Given information START
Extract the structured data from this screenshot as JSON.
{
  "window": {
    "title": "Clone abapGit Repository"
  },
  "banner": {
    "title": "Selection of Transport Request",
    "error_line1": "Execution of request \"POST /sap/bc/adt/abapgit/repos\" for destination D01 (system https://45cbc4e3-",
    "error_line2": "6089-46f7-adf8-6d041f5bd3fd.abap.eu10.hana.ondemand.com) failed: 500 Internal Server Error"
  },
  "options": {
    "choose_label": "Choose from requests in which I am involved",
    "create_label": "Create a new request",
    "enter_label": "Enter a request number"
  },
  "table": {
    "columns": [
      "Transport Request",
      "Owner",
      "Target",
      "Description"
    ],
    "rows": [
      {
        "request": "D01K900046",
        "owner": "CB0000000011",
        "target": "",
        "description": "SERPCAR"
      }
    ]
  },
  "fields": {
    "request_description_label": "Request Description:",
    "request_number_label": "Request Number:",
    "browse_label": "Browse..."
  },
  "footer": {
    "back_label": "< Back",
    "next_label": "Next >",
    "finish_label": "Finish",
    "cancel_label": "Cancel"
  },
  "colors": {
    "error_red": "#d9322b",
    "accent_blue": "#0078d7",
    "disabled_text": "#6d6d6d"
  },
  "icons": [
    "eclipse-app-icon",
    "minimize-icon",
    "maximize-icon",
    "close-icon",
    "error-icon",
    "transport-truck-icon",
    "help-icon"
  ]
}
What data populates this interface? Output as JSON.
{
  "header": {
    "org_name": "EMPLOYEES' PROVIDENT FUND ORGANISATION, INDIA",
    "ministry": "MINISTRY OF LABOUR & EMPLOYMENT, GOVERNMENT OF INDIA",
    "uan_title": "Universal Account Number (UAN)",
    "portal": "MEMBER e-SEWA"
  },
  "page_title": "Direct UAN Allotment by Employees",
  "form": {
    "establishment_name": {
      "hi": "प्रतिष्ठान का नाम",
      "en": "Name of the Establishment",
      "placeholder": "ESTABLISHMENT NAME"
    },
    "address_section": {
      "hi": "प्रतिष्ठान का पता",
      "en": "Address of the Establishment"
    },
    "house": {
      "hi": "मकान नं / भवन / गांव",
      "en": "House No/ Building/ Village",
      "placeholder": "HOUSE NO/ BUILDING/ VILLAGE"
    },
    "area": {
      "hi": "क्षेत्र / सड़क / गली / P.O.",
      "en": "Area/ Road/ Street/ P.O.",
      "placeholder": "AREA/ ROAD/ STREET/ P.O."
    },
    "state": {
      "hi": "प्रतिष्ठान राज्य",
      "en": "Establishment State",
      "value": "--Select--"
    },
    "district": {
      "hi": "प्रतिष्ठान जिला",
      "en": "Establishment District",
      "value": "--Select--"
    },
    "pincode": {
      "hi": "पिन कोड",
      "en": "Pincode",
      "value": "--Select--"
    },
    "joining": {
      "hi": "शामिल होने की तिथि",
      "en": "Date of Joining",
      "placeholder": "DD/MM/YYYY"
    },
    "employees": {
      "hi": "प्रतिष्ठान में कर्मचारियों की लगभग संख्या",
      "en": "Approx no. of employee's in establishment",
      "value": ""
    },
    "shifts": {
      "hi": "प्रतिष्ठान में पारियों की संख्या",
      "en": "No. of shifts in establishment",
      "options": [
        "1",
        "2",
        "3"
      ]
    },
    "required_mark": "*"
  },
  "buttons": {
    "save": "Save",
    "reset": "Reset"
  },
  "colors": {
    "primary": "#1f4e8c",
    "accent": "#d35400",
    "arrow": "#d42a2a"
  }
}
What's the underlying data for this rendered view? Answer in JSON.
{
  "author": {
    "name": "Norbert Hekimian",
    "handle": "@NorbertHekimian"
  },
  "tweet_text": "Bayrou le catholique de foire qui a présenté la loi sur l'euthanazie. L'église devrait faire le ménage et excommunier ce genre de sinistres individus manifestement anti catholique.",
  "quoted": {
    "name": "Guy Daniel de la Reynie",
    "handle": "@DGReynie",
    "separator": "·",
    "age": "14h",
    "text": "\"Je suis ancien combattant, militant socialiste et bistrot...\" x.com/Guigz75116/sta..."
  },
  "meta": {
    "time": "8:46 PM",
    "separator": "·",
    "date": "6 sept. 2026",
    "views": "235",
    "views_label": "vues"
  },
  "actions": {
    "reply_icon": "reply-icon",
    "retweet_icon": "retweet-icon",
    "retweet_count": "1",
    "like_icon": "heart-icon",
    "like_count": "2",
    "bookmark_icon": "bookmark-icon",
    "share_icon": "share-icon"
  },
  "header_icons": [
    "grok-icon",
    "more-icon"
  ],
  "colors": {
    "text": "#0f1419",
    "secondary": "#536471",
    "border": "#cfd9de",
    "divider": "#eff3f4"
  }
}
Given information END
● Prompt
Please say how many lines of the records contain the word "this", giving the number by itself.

● Your response
3